MassMoments reminds us that on this day – January 12, 1912 -the so-called Bread and Roses Strike of workers in our sister city of Lawrence Massachusetts began.

On January 12, 1912, workers in the American Woolen Company Mills in Lawrence, Massachusetts, opened their pay envelopes to find that their wages had been cut. They took to the streets in protest, beginning a history-making confrontation between labor and capital…

 Massachusetts militiamen with fixed bayonets surround a group of  textile strikers in Lawrence.

Newspapers reported this ugly scene, and people all around the country were outraged. A congressional investigation began. As witnesses described working conditions in the mills and the events of the strike, President William Howard Taft ordered an investigation into industrial conditions in Lawrence and throughout the nation.

By March, the hearings had caused so much negative publicity that the American Woolen Company decided to settle. On March 12, 1912, management agreed to the strikers’ demands for a 15% pay raise, double pay for overtime, and amnesty for strikers. The striking workers had demonstrated a powerful lesson: even traditionally powerless groups such as women and recent immigrants could prevail if they worked together.


Read the full MassMoments article here at

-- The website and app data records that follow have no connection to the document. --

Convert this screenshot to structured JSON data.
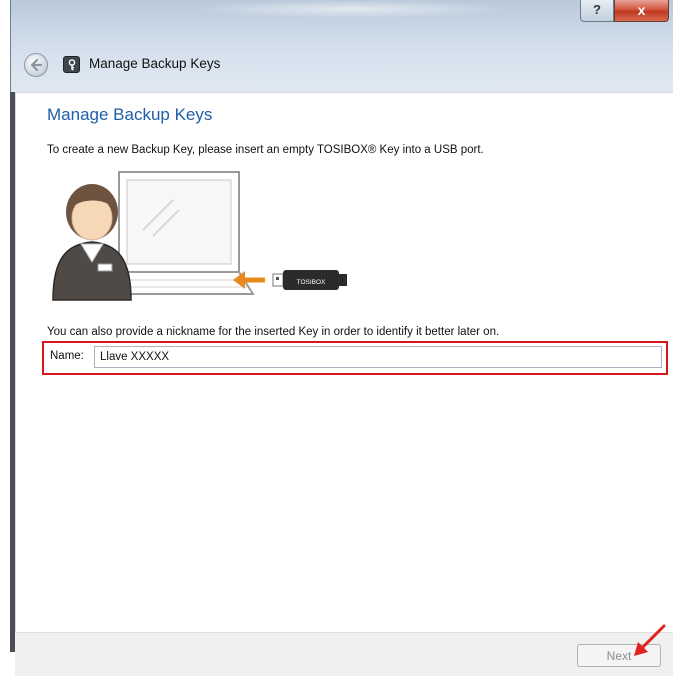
{
  "window": {
    "title": "Manage Backup Keys",
    "help_label": "?",
    "close_label": "x"
  },
  "page": {
    "heading": "Manage Backup Keys",
    "instruction": "To create a new Backup Key, please insert an empty TOSIBOX® Key into a USB port.",
    "nickname_hint": "You can also provide a nickname for the inserted Key in order to identify it better later on."
  },
  "illustration": {
    "usb_label": "TOSIBOX"
  },
  "form": {
    "name_label": "Name:",
    "name_value": "Llave XXXXX"
  },
  "footer": {
    "next_label": "Next"
  },
  "colors": {
    "heading": "#1f5ea8",
    "highlight": "#d8141c",
    "usb_arrow": "#e8891c"
  }
}
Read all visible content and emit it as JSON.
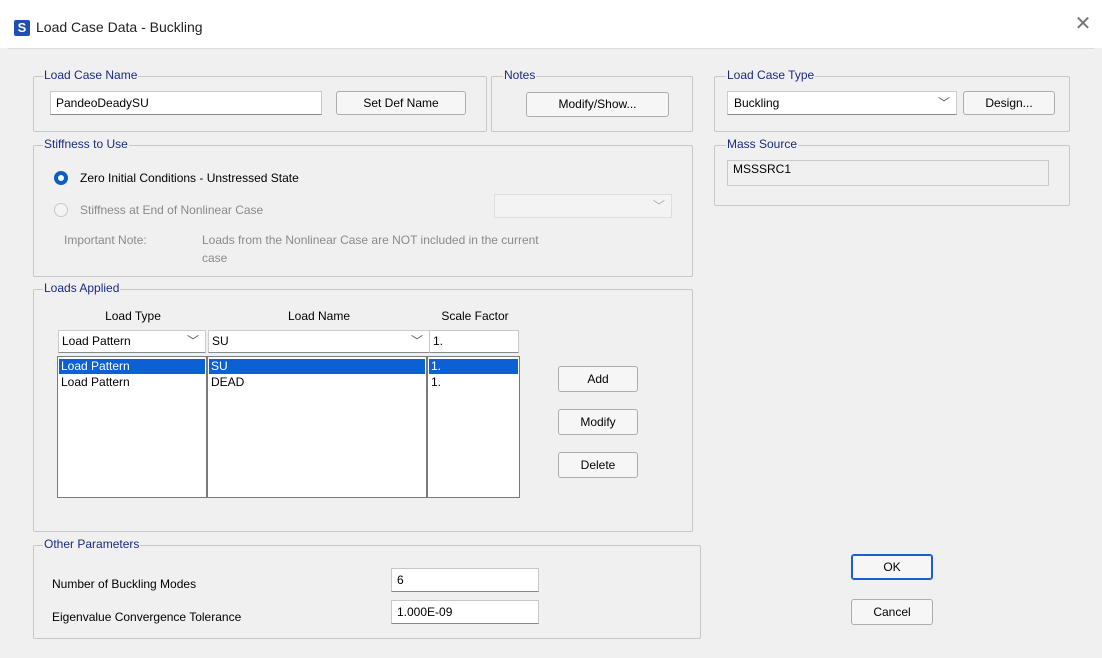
{
  "window": {
    "title": "Load Case Data - Buckling",
    "app_icon_letter": "S",
    "close_glyph": "✕"
  },
  "load_case_name": {
    "group_title": "Load Case Name",
    "value": "PandeoDeadySU",
    "set_def_button": "Set Def Name"
  },
  "notes": {
    "group_title": "Notes",
    "button": "Modify/Show..."
  },
  "load_case_type": {
    "group_title": "Load Case Type",
    "selected": "Buckling",
    "design_button": "Design..."
  },
  "mass_source": {
    "group_title": "Mass Source",
    "value": "MSSSRC1"
  },
  "stiffness": {
    "group_title": "Stiffness to Use",
    "option_zero": "Zero Initial Conditions - Unstressed State",
    "option_nonlinear": "Stiffness at End of Nonlinear Case",
    "note_label": "Important Note:",
    "note_text_line1": "Loads from the Nonlinear Case are NOT included in the current",
    "note_text_line2": "case"
  },
  "loads_applied": {
    "group_title": "Loads Applied",
    "headers": {
      "load_type": "Load Type",
      "load_name": "Load Name",
      "scale_factor": "Scale Factor"
    },
    "entry": {
      "load_type": "Load Pattern",
      "load_name": "SU",
      "scale_factor": "1."
    },
    "rows": [
      {
        "load_type": "Load Pattern",
        "load_name": "SU",
        "scale_factor": "1."
      },
      {
        "load_type": "Load Pattern",
        "load_name": "DEAD",
        "scale_factor": "1."
      }
    ],
    "buttons": {
      "add": "Add",
      "modify": "Modify",
      "delete": "Delete"
    }
  },
  "other_parameters": {
    "group_title": "Other Parameters",
    "buckling_modes_label": "Number of Buckling Modes",
    "buckling_modes_value": "6",
    "tolerance_label": "Eigenvalue Convergence Tolerance",
    "tolerance_value": "1.000E-09"
  },
  "actions": {
    "ok": "OK",
    "cancel": "Cancel"
  },
  "chevron_glyph": "﹀"
}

2 Responses to In the Merrimack Valley: Bread and Roses Strike – Lawrence 1912

  1. Bob Forrant says:

    A year from today there will be a series of events in Lawrence to kick-off a Centennial Year of activities devoted to this important event and to consider what the strike and strikers’ aspirations mean for our contemporary situation. Events will include a new historical exhibit on Lawrence and the strike, an academic symposium and book on the strike and its meaning for today, an art exhibit containing a good deal of the artists’ rendering of the strike, a gigantic Labor Day 2012 event on the Lawrence Common, a community reads event where folks will read and discuss one of the many wonderful historical accounts of the strike, and a labor film festival.

    The centennial planning committee, of which I am a part, is having an event this coming Saturday at 1:00 at the Lawrence Heritage State Park to discuss these events and enlist more folks in helping us get all of the work done over 2011 to be ready for 2012. Join us if you can!

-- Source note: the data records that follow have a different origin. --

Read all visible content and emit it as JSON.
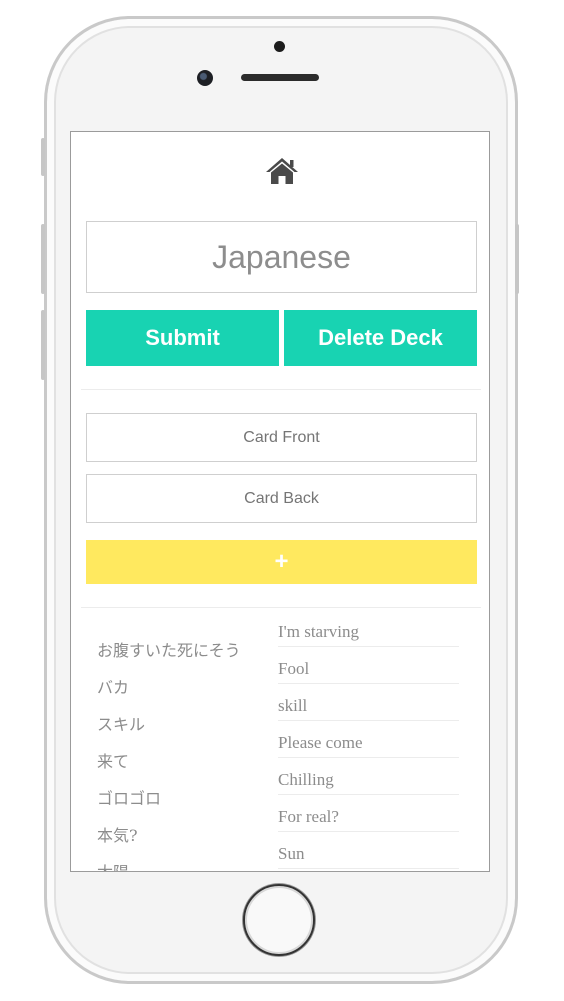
{
  "deck": {
    "name_value": "Japanese",
    "submit_label": "Submit",
    "delete_label": "Delete Deck"
  },
  "new_card": {
    "front_placeholder": "Card Front",
    "back_placeholder": "Card Back",
    "add_label": "+"
  },
  "cards": [
    {
      "front": "お腹すいた死にそう",
      "back": "I'm starving"
    },
    {
      "front": "バカ",
      "back": "Fool"
    },
    {
      "front": "スキル",
      "back": "skill"
    },
    {
      "front": "来て",
      "back": "Please come"
    },
    {
      "front": "ゴロゴロ",
      "back": "Chilling"
    },
    {
      "front": "本気?",
      "back": "For real?"
    },
    {
      "front": "太陽",
      "back": "Sun"
    }
  ],
  "icons": {
    "nav": "home-icon"
  },
  "colors": {
    "primary": "#18d3b2",
    "add": "#ffe95f",
    "home_icon": "#4a4a4a"
  }
}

    Regards and happy snow day. Quick book recommendation: The Sherlockian by Graham Moore. Reading it today. If you like mysteries and Sherlock Holmes, you’ll want to read this book.

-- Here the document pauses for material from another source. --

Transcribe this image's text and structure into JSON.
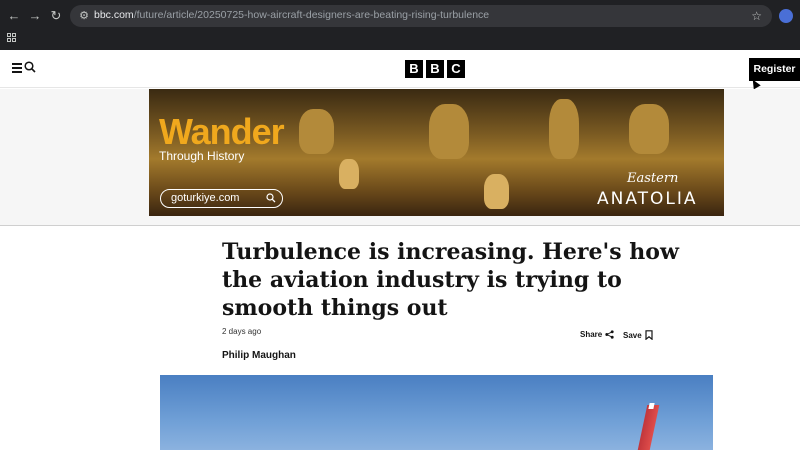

  2. Dean says:

    This is when the Harvard students in the militia were sent supress the new legal immigrants and the working class. Book recommendation : Extreme New England Weather by Josh Judge.